══ Records supplied ══

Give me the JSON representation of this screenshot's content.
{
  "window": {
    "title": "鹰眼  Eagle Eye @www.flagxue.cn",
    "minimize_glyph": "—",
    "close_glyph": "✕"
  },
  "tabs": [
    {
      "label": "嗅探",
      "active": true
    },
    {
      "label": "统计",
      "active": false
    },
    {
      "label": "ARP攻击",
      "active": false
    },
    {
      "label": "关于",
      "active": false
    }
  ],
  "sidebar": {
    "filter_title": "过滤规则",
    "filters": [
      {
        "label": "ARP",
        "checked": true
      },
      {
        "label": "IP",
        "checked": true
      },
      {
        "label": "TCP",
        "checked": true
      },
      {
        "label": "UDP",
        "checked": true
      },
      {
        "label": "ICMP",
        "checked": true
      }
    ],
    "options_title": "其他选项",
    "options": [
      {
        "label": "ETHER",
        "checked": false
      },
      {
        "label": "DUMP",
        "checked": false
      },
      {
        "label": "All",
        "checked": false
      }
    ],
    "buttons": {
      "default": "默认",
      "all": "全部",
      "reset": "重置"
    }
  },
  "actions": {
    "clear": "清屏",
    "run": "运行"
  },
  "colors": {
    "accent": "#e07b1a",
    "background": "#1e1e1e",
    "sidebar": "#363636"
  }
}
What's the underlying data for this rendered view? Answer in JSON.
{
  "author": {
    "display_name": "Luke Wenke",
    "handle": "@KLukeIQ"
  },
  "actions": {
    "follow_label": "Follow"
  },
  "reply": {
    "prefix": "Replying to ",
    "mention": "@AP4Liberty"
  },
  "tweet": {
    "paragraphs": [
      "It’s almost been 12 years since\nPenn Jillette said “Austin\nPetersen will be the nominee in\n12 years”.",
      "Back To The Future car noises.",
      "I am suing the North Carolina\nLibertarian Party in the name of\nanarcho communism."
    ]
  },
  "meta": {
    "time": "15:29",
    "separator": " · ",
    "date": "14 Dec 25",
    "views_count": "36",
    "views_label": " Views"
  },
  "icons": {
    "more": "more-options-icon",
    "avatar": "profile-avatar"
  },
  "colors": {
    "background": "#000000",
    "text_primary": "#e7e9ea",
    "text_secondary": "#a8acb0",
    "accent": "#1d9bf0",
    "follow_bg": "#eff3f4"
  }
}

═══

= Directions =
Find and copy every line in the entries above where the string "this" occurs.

= Problem solution =
Give me the JSON representation of this screenshot's content.
What's the underlying data for this rendered view? Answer in JSON.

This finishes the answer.